Here we present results from a large-scale faecal microbiota follow-up study over 5 years. With ageing, the amount of facultative pathogenic bacteria increased. However, ageing itself was not a predictor of faecal microbiota changes, whereas metabolic disorders were. Why some components of metabolic syndrome such as diabetes mellitus and FLD have a greater association than others with faecal microbiota instability and whether this is due to associated changes in gut immunology or variations in intraluminal nutrient supply needs to be investigated in human interventional trials, in which the respective disease process can actually be reversed. The association of increased instability of microbiota composition over time with metabolic syndrome is clearly suggestive of a direct causality. The observation, however, that participants who newly developed diabetes mellitus or FLD at the later time point, but 5 years earlier had no detectable manifestation of the disease, while already displaying significant changes in microbiota composition, clearly indicates that the relationship is more complex. On the other hand, a greater diversity of the intestinal microbiome, female sex and preserved exocrine pancreatic function were found to promote a greater long-term stability of the faecal microbiome and may therefore convey greater resilience against common, dysbiosis-associated disorders.


We thank Diana Krüger, Sybille Gruska, Anja Wiechert, Susanne Wiche, Doris Jordan, Ilona Urbach, Tonio Hauptmann and Ines Wulff for expert technical assistance.


View Abstract

Supplementary materials


  • Twitter @mruehlemann

  • Contributors Author contributions to the manuscript: Planning and concept of study: MML, HV, UV, JM, AF. Acquisition of data: FF, TK, MR, CB, FUW, MS, MP, HV. Statistical analysis: FF, TK, MP, MR. Data interpretation and manuscript revision: FF, TK, GH, MML, JM, HV, UV, MN, MP, CS, AF, MR, CB, JB, MS, MD, FUW. Writing committee: FF, MML.

  • Funding This work was supported by the PePPP Project (ESF/14-BM-A55_0045/16), the EnErGie/P2 Project (ESF/14-BM-A55-0008/18) and the RESPONSE project (BMBF grant number 03ZZ0921E). SHIP is part of the Research Network Community Medicine of the University Medicine Greifswald which is supported by the German Federal State of Mecklenburg-West Pomerania.

  • Competing interests None declared.

  • Patient consent for publication Not required.

  • Ethics approval This study was approved by the local institutional review board, University Medicine Greifswald, Germany, registration numbers BB 39/08 and BB 122/13.

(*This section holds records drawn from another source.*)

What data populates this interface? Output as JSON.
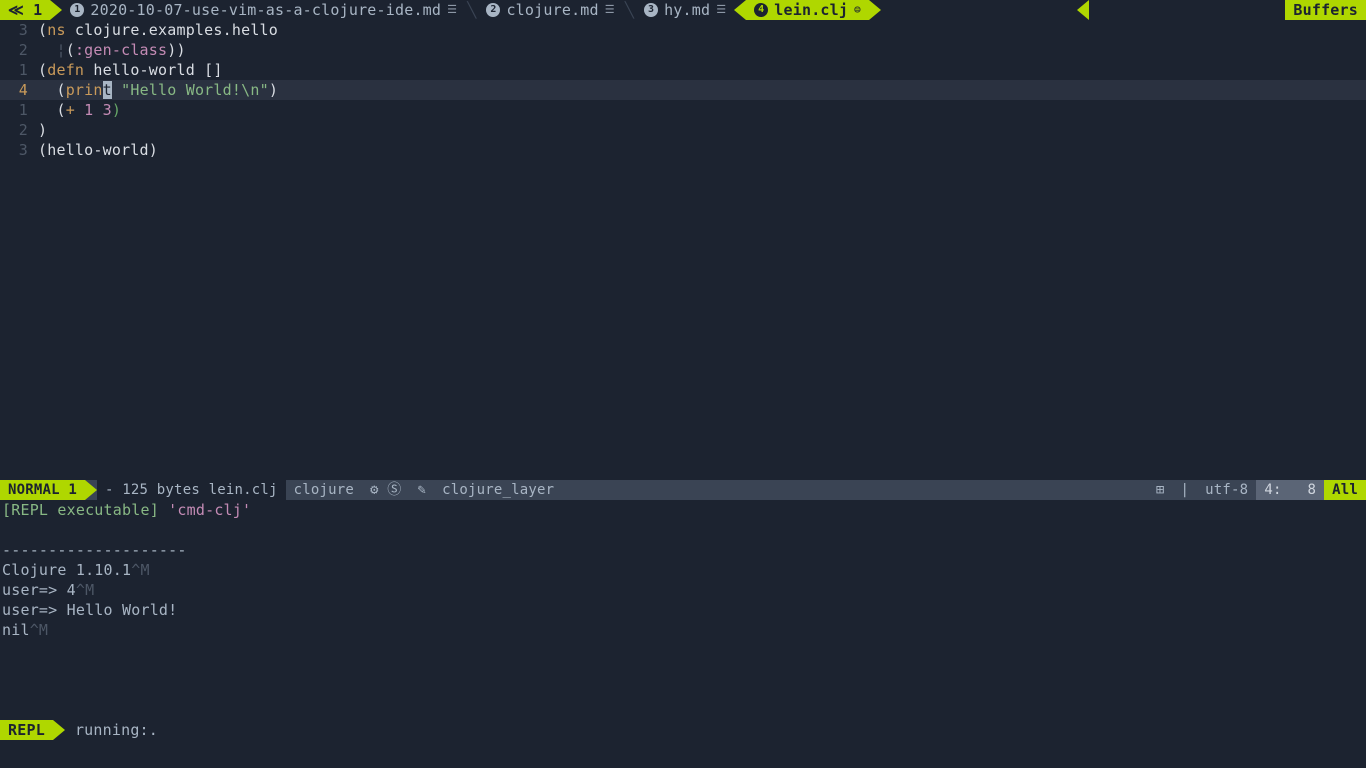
{
  "tabbar": {
    "left_marker": "≪ 1",
    "tabs": [
      {
        "num": "1",
        "name": "2020-10-07-use-vim-as-a-clojure-ide.md",
        "flag": "☰"
      },
      {
        "num": "2",
        "name": "clojure.md",
        "flag": "☰"
      },
      {
        "num": "3",
        "name": "hy.md",
        "flag": "☰"
      },
      {
        "num": "4",
        "name": "lein.clj",
        "flag": "⊜"
      }
    ],
    "right": "Buffers"
  },
  "code": {
    "lines": [
      {
        "rel": "3",
        "cur": false,
        "tokens": [
          {
            "t": "(",
            "c": "tok-paren"
          },
          {
            "t": "ns",
            "c": "tok-key"
          },
          {
            "t": " clojure.examples.hello",
            "c": "tok-ident"
          }
        ]
      },
      {
        "rel": "2",
        "cur": false,
        "tokens": [
          {
            "t": "  ",
            "c": ""
          },
          {
            "t": "¦",
            "c": "tok-muted"
          },
          {
            "t": "(",
            "c": "tok-paren"
          },
          {
            "t": ":gen-class",
            "c": "tok-kw"
          },
          {
            "t": "))",
            "c": "tok-paren"
          }
        ]
      },
      {
        "rel": "1",
        "cur": false,
        "tokens": [
          {
            "t": "(",
            "c": "tok-paren"
          },
          {
            "t": "defn",
            "c": "tok-key"
          },
          {
            "t": " hello-world []",
            "c": "tok-ident"
          }
        ]
      },
      {
        "rel": "4",
        "cur": true,
        "tokens": [
          {
            "t": "  (",
            "c": "tok-paren"
          },
          {
            "t": "prin",
            "c": "tok-key"
          },
          {
            "t": "t",
            "c": "cursor-block"
          },
          {
            "t": " ",
            "c": ""
          },
          {
            "t": "\"Hello World!\\n\"",
            "c": "tok-string"
          },
          {
            "t": ")",
            "c": "tok-paren"
          }
        ]
      },
      {
        "rel": "1",
        "cur": false,
        "tokens": [
          {
            "t": "  (",
            "c": "tok-paren"
          },
          {
            "t": "+",
            "c": "tok-key"
          },
          {
            "t": " ",
            "c": ""
          },
          {
            "t": "1",
            "c": "tok-num"
          },
          {
            "t": " ",
            "c": ""
          },
          {
            "t": "3",
            "c": "tok-num"
          },
          {
            "t": ")",
            "c": "tok-rparen-g"
          }
        ]
      },
      {
        "rel": "2",
        "cur": false,
        "tokens": [
          {
            "t": ")",
            "c": "tok-paren"
          }
        ]
      },
      {
        "rel": "3",
        "cur": false,
        "tokens": [
          {
            "t": "(",
            "c": "tok-paren"
          },
          {
            "t": "hello-world",
            "c": "tok-ident"
          },
          {
            "t": ")",
            "c": "tok-paren"
          }
        ]
      }
    ]
  },
  "statusline": {
    "mode": "NORMAL 1",
    "fileinfo": "- 125 bytes lein.clj",
    "filetype": "clojure",
    "git": "⚙ Ⓢ",
    "layer_icon": "✎",
    "layer": "clojure_layer",
    "os_icon": "⊞",
    "sep1": "|",
    "encoding": "utf-8",
    "pos": "4:   8",
    "percent": "All"
  },
  "repl": {
    "lines": [
      {
        "segs": [
          {
            "t": "[REPL executable]",
            "c": "repl-bracket"
          },
          {
            "t": " ",
            "c": ""
          },
          {
            "t": "'cmd-clj'",
            "c": "repl-quote"
          }
        ]
      },
      {
        "segs": [
          {
            "t": "",
            "c": ""
          }
        ]
      },
      {
        "segs": [
          {
            "t": "--------------------",
            "c": ""
          }
        ]
      },
      {
        "segs": [
          {
            "t": "Clojure 1.10.1",
            "c": ""
          },
          {
            "t": "^M",
            "c": "repl-dim"
          }
        ]
      },
      {
        "segs": [
          {
            "t": "user=> 4",
            "c": ""
          },
          {
            "t": "^M",
            "c": "repl-dim"
          }
        ]
      },
      {
        "segs": [
          {
            "t": "user=> Hello World!",
            "c": ""
          }
        ]
      },
      {
        "segs": [
          {
            "t": "nil",
            "c": ""
          },
          {
            "t": "^M",
            "c": "repl-dim"
          }
        ]
      }
    ]
  },
  "replbar": {
    "label": "REPL",
    "status": "running:."
  }
}
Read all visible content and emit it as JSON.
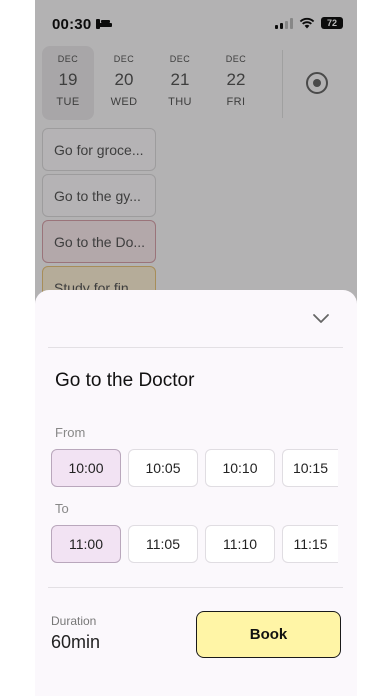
{
  "status": {
    "time": "00:30",
    "battery": "72"
  },
  "days": [
    {
      "month": "DEC",
      "date": "19",
      "weekday": "TUE",
      "selected": true
    },
    {
      "month": "DEC",
      "date": "20",
      "weekday": "WED"
    },
    {
      "month": "DEC",
      "date": "21",
      "weekday": "THU"
    },
    {
      "month": "DEC",
      "date": "22",
      "weekday": "FRI"
    }
  ],
  "tasks": [
    "Go for groce...",
    "Go to the gy...",
    "Go to the Do...",
    "Study for fin..."
  ],
  "sheet": {
    "title": "Go to the Doctor",
    "from_label": "From",
    "from_times": [
      "10:00",
      "10:05",
      "10:10",
      "10:15"
    ],
    "to_label": "To",
    "to_times": [
      "11:00",
      "11:05",
      "11:10",
      "11:15"
    ],
    "duration_label": "Duration",
    "duration_value": "60min",
    "book_label": "Book"
  },
  "colors": {
    "book_bg": "#fff5a6",
    "selected_slot": "#f2e3f3",
    "active_task_border": "#d3a0a8"
  }
}
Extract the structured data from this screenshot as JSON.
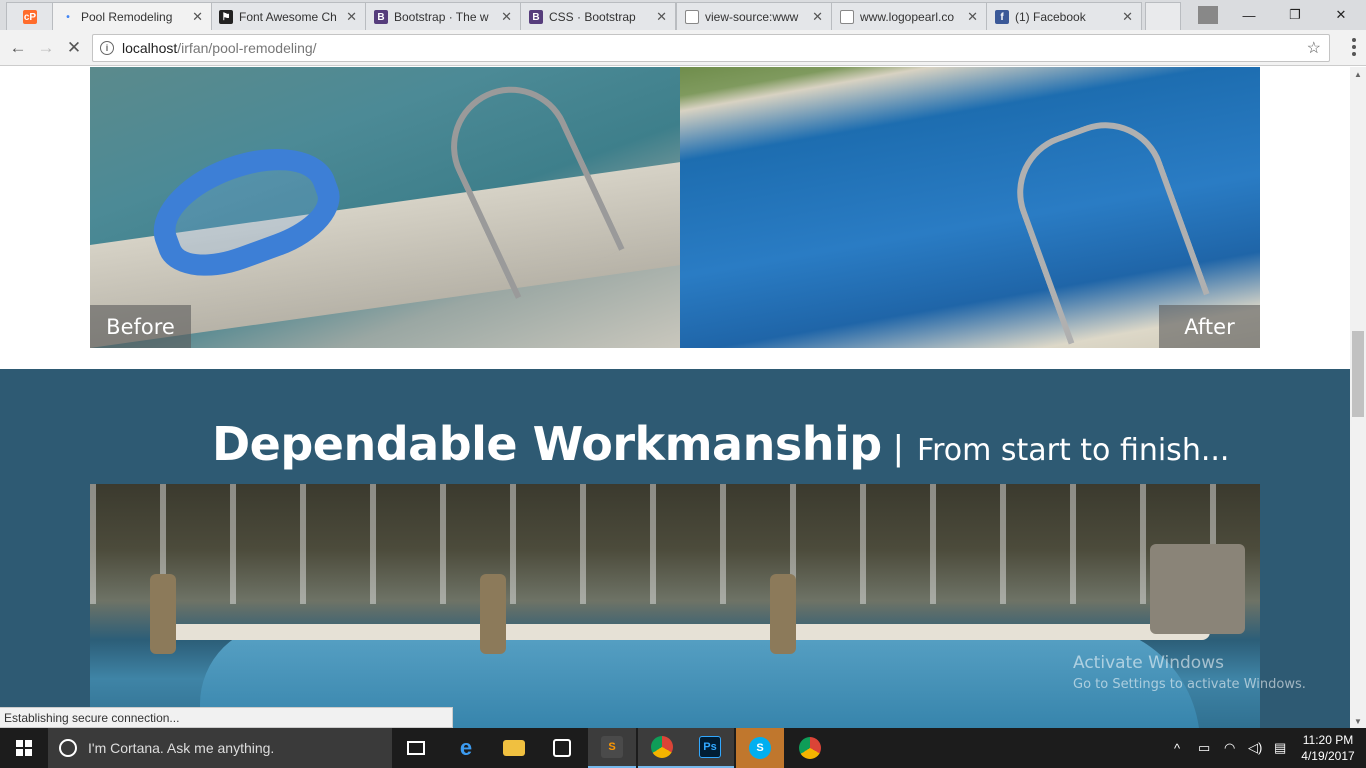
{
  "browser": {
    "tabs": [
      {
        "label": "",
        "icon": "cpanel-icon",
        "color": "#ff6c2c"
      },
      {
        "label": "Pool Remodeling",
        "icon": "loading-icon",
        "color": "#4285f4"
      },
      {
        "label": "Font Awesome Ch",
        "icon": "flag-icon",
        "color": "#222222"
      },
      {
        "label": "Bootstrap · The w",
        "icon": "bootstrap-icon",
        "color": "#563d7c"
      },
      {
        "label": "CSS · Bootstrap",
        "icon": "bootstrap-icon",
        "color": "#563d7c"
      },
      {
        "label": "view-source:www",
        "icon": "page-icon",
        "color": "#888888"
      },
      {
        "label": "www.logopearl.co",
        "icon": "page-icon",
        "color": "#888888"
      },
      {
        "label": "(1) Facebook",
        "icon": "facebook-icon",
        "color": "#3b5998"
      }
    ],
    "url_host": "localhost",
    "url_path": "/irfan/pool-remodeling/",
    "status_text": "Establishing secure connection..."
  },
  "page": {
    "before_label": "Before",
    "after_label": "After",
    "section_heading": "Dependable Workmanship",
    "section_separator": "|",
    "section_subheading": "From start to finish...",
    "section_bg": "#2e5a73"
  },
  "watermark": {
    "title": "Activate Windows",
    "subtitle": "Go to Settings to activate Windows."
  },
  "taskbar": {
    "cortana_text": "I'm Cortana. Ask me anything.",
    "time": "11:20 PM",
    "date": "4/19/2017"
  }
}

  • Provenance and peer review Not commissioned; externally peer reviewed.

  • Data availability statement Data may be obtained from a third party and are not publicly available. All microbiome and phenotype data were obtained from the SHIP data management unit and can be applied for online through a data access application form (

  • Supplemental material This content has been supplied by the author(s). It has not been vetted by BMJ Publishing Group Limited (BMJ) and may not have been peer-reviewed. Any opinions or recommendations discussed are solely those of the author(s) and are not endorsed by BMJ. BMJ disclaims all liability and responsibility arising from any reliance placed on the content. Where the content includes any translated material, BMJ does not warrant the accuracy and reliability of the translations (including but not limited to local regulations, clinical guidelines, terminology, drug names and drug dosages), and is not responsible for any error and/or omissions arising from translation and adaptation or otherwise.

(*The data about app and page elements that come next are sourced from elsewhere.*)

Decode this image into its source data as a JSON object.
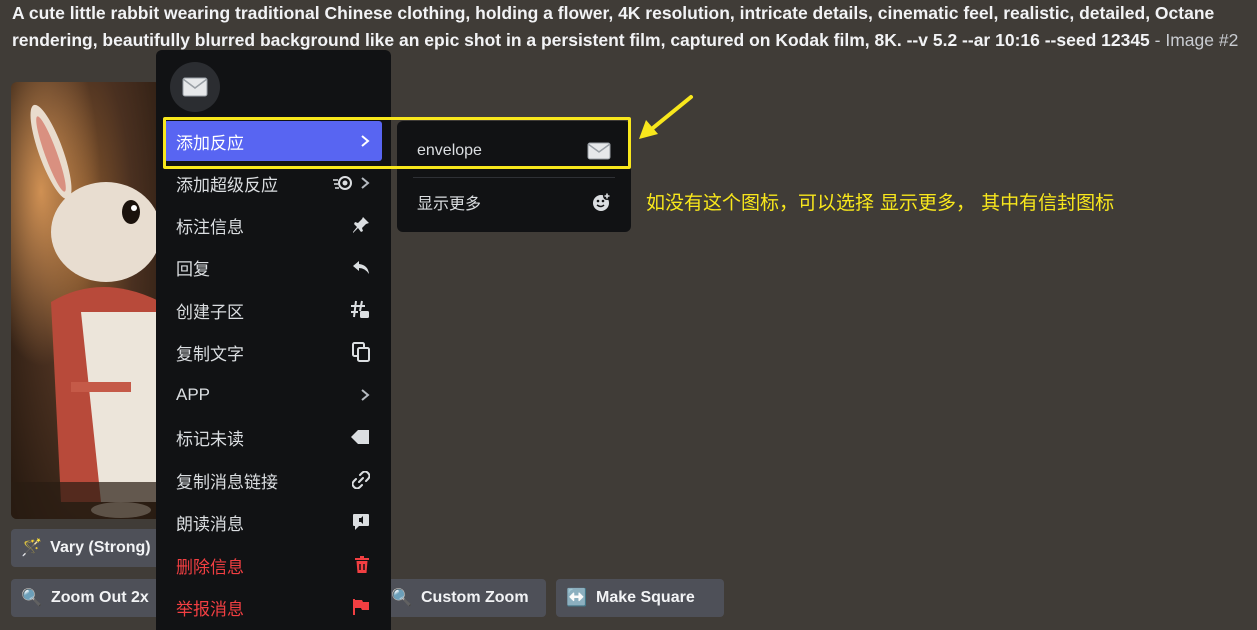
{
  "prompt": {
    "text": "A cute little rabbit wearing traditional Chinese clothing, holding a flower, 4K resolution, intricate details, cinematic feel, realistic, detailed, Octane rendering, beautifully blurred background like an epic shot in a persistent film, captured on Kodak film, 8K. --v 5.2 --ar 10:16 --seed 12345",
    "suffix": " - Image #2"
  },
  "buttons": {
    "vary_strong": "Vary (Strong)",
    "zoom_out": "Zoom Out 2x",
    "custom_zoom": "Custom Zoom",
    "make_square": "Make Square"
  },
  "menu": {
    "quick_reaction_icon": "envelope-icon",
    "items": [
      {
        "label": "添加反应",
        "icon": "chevron-right-icon"
      },
      {
        "label": "添加超级反应",
        "icon": "super-reaction-icon"
      },
      {
        "label": "标注信息",
        "icon": "pin-icon"
      },
      {
        "label": "回复",
        "icon": "reply-icon"
      },
      {
        "label": "创建子区",
        "icon": "thread-icon"
      },
      {
        "label": "复制文字",
        "icon": "copy-icon"
      },
      {
        "label": "APP",
        "icon": "chevron-right-icon"
      },
      {
        "label": "标记未读",
        "icon": "unread-icon"
      },
      {
        "label": "复制消息链接",
        "icon": "link-icon"
      },
      {
        "label": "朗读消息",
        "icon": "speak-icon"
      },
      {
        "label": "删除信息",
        "icon": "trash-icon"
      },
      {
        "label": "举报消息",
        "icon": "flag-icon"
      }
    ]
  },
  "submenu": {
    "envelope_label": "envelope",
    "show_more_label": "显示更多"
  },
  "annotation": {
    "note": "如没有这个图标，可以选择 显示更多， 其中有信封图标"
  },
  "colors": {
    "accent": "#5865f2",
    "danger": "#f23f42",
    "highlight": "#f8e71c",
    "background": "#403c37",
    "menu_bg": "#111214"
  }
}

Request Permissions

If you wish to reuse any or all of this article please use the link below which will take you to the Copyright Clearance Center’s RightsLink service. You will be able to get a quick price and instant permission to reuse the content in many different ways.